- _THE PROBLEM_
Scan the lines below for "this" and copy the matches.

- _RECORDS_
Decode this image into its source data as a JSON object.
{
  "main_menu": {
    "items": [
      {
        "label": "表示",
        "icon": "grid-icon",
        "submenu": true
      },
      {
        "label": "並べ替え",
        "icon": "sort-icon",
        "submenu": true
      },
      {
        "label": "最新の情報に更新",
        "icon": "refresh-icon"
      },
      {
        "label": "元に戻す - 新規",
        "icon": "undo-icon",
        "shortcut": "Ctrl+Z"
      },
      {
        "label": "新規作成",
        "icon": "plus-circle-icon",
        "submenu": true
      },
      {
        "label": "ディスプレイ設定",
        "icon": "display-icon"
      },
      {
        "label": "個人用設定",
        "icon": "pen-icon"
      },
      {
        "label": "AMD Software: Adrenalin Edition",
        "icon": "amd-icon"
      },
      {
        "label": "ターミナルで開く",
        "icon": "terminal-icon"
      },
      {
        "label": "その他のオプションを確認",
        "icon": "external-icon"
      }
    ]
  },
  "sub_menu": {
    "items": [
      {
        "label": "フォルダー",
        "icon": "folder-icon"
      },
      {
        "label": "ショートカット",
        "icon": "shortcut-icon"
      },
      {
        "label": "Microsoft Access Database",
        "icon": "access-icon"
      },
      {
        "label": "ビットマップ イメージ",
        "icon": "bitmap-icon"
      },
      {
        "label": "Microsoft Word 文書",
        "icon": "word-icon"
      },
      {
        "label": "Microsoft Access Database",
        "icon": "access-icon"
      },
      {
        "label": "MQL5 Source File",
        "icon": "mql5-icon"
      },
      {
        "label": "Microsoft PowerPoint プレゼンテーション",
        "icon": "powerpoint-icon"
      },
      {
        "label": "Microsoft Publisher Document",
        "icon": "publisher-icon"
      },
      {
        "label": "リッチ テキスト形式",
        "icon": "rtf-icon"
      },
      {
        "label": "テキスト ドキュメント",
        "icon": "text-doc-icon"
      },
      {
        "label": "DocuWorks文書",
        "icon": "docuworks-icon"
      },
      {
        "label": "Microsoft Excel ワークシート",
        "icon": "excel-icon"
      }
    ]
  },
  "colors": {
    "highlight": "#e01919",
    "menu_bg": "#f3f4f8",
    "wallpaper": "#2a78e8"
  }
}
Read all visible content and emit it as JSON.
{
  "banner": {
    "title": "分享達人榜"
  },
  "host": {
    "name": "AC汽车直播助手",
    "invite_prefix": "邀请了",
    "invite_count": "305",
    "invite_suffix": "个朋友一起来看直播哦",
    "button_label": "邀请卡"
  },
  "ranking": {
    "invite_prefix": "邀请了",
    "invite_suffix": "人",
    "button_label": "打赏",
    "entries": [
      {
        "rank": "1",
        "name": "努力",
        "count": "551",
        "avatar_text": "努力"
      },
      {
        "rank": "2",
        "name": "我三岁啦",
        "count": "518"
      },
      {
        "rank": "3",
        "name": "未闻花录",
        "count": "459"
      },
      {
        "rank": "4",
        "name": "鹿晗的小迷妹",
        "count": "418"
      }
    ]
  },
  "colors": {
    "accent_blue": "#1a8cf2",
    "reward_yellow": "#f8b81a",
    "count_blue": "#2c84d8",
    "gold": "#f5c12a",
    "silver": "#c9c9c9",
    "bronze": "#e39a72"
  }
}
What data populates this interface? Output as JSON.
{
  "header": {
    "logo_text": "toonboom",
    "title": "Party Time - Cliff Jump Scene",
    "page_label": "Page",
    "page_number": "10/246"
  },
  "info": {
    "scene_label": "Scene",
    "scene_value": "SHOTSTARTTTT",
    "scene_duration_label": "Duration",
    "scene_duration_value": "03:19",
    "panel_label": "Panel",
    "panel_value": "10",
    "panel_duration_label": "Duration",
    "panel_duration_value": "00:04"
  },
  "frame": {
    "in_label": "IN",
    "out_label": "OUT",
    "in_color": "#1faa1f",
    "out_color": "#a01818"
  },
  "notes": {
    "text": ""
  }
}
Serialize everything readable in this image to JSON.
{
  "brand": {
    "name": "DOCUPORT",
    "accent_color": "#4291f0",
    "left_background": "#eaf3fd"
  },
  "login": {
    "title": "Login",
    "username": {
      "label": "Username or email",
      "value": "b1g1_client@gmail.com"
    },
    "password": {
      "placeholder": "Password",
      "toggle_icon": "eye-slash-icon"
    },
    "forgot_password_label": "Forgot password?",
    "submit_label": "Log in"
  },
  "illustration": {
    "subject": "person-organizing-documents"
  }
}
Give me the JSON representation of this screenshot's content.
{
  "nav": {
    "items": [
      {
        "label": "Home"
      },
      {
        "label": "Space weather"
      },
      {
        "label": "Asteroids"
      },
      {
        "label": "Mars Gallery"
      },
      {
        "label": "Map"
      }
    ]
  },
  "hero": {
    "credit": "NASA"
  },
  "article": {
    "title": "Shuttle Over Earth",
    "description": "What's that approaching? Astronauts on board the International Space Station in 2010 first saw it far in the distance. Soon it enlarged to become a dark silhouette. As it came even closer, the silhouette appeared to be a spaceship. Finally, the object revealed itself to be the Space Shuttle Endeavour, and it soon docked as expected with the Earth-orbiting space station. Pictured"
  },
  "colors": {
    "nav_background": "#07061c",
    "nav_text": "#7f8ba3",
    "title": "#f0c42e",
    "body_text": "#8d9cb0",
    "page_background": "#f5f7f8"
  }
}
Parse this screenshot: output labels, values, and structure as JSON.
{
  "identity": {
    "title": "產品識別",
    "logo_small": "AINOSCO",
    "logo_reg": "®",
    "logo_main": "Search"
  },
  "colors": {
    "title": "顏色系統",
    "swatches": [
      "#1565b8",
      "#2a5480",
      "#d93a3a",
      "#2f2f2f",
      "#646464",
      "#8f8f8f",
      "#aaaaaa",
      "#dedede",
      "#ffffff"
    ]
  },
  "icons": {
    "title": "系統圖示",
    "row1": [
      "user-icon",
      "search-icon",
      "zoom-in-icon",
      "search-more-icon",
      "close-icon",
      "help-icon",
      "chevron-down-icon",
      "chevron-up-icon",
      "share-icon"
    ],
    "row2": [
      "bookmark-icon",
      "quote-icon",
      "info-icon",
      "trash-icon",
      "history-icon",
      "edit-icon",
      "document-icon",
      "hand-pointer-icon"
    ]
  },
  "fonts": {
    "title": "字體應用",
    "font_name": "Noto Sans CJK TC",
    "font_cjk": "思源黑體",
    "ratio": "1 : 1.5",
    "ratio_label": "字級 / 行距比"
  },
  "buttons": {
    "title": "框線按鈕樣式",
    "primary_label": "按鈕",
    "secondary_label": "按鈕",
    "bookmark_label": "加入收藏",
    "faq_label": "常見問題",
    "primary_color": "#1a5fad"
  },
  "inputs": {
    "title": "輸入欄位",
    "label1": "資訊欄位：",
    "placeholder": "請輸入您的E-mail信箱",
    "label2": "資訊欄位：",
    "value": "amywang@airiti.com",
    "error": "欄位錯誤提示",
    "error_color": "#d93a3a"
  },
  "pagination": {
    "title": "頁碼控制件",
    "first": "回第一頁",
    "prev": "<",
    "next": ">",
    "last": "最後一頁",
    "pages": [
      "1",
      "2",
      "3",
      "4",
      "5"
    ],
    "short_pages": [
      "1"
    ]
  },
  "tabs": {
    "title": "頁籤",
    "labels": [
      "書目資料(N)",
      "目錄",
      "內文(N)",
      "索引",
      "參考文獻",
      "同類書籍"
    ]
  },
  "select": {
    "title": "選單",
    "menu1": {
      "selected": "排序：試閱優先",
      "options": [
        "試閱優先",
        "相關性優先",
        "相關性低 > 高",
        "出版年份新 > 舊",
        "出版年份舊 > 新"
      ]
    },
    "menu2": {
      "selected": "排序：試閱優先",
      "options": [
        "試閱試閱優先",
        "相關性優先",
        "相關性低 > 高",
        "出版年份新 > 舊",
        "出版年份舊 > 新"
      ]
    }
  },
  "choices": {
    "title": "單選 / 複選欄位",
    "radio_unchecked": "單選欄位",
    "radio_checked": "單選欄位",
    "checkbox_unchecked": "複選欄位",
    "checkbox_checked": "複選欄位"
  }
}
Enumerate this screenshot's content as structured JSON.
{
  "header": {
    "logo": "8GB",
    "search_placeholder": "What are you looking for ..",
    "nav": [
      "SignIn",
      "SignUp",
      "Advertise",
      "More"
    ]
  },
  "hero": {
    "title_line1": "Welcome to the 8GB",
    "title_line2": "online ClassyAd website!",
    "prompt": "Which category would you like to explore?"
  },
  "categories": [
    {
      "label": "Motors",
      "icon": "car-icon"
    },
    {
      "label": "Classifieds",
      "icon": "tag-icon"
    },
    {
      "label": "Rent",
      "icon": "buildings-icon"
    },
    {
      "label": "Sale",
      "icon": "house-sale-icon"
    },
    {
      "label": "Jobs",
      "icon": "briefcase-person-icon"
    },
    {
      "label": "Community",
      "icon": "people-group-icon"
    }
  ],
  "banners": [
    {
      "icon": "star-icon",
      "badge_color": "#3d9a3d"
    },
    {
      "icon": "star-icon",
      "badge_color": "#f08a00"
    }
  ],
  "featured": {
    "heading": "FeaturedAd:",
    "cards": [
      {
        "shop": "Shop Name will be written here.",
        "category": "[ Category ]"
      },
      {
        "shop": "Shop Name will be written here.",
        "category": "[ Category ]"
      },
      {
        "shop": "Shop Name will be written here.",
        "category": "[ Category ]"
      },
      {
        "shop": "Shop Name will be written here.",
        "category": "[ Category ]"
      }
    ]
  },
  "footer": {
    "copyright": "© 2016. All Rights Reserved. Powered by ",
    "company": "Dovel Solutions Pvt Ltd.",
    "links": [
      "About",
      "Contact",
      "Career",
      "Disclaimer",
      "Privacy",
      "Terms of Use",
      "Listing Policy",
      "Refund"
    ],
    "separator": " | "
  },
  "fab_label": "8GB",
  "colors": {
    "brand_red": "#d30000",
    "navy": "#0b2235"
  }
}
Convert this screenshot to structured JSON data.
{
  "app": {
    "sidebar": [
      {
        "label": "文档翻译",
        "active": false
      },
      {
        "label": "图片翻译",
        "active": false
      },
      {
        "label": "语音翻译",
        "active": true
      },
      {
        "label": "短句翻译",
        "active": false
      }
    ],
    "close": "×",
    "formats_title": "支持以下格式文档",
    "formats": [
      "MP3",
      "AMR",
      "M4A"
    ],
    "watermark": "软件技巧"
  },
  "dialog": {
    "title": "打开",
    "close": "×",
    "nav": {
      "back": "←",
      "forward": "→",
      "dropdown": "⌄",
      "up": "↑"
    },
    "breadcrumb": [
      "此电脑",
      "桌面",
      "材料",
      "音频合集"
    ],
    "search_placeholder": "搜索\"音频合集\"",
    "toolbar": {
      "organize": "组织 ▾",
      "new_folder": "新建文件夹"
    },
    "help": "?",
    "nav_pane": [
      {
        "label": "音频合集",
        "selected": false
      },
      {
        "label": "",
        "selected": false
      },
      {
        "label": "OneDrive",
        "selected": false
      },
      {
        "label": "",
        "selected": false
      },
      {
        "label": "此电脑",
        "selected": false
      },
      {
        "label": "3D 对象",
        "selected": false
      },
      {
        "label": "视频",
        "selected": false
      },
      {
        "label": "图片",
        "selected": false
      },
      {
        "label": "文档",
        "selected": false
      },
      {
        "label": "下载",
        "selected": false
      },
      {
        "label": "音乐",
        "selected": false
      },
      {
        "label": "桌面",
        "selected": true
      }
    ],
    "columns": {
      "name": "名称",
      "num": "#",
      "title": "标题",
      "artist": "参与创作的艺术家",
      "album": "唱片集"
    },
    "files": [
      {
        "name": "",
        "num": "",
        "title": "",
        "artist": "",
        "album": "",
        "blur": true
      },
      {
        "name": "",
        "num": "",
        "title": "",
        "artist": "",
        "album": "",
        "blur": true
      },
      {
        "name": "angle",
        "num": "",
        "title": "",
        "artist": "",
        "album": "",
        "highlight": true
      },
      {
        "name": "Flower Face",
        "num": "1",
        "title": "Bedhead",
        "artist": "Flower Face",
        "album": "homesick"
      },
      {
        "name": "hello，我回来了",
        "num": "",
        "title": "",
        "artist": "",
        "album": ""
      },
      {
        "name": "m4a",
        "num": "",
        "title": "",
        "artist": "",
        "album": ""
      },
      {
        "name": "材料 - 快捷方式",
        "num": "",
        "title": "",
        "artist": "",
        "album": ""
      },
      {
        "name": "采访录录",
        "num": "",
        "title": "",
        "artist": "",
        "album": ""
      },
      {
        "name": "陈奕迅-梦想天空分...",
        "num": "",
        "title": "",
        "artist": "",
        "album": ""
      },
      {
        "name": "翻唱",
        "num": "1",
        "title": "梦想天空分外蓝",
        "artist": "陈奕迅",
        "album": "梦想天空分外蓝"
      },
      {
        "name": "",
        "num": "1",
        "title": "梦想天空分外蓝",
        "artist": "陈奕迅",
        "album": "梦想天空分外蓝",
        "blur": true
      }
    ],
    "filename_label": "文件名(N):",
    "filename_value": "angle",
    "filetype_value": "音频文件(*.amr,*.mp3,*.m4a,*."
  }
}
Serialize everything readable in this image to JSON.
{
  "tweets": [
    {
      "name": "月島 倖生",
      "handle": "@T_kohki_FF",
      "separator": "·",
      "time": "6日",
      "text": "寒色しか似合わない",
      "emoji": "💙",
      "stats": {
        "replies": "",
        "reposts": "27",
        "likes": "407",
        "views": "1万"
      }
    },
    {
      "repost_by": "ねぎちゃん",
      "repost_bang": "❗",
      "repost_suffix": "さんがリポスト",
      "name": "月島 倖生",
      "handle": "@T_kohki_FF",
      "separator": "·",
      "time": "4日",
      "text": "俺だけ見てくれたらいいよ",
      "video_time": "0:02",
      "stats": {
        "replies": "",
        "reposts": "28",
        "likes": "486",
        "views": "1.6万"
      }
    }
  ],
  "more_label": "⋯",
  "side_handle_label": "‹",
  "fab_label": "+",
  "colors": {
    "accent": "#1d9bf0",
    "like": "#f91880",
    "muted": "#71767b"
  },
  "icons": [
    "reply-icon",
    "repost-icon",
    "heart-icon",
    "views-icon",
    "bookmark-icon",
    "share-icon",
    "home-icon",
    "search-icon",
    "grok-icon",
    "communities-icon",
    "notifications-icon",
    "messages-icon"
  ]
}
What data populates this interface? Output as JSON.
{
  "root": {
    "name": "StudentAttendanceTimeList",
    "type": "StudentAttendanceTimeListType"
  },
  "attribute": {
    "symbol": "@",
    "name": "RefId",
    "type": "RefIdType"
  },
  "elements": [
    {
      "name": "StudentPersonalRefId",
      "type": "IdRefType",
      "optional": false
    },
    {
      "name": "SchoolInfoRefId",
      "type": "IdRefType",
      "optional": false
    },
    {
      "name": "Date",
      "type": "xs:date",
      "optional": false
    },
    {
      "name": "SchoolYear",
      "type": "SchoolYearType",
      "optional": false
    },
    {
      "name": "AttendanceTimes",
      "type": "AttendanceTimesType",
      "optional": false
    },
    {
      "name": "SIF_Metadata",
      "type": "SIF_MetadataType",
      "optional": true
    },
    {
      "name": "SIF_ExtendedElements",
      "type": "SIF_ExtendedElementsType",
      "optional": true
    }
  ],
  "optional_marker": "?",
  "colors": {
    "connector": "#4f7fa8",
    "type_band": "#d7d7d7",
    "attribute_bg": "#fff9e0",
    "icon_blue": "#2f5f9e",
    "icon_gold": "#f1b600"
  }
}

- _SOLUTION BELOW_
Decode this image into its source data as a JSON object.
What data populates this interface? Output as JSON.
Serialize everything readable in this image to JSON.
Give me the JSON representation of this screenshot's content.
Parse this screenshot: output labels, values, and structure as JSON.
Enumerate this screenshot's content as structured JSON.
Convert this screenshot to structured JSON data.
Serialize everything readable in this image to JSON.
What data populates this interface? Output as JSON.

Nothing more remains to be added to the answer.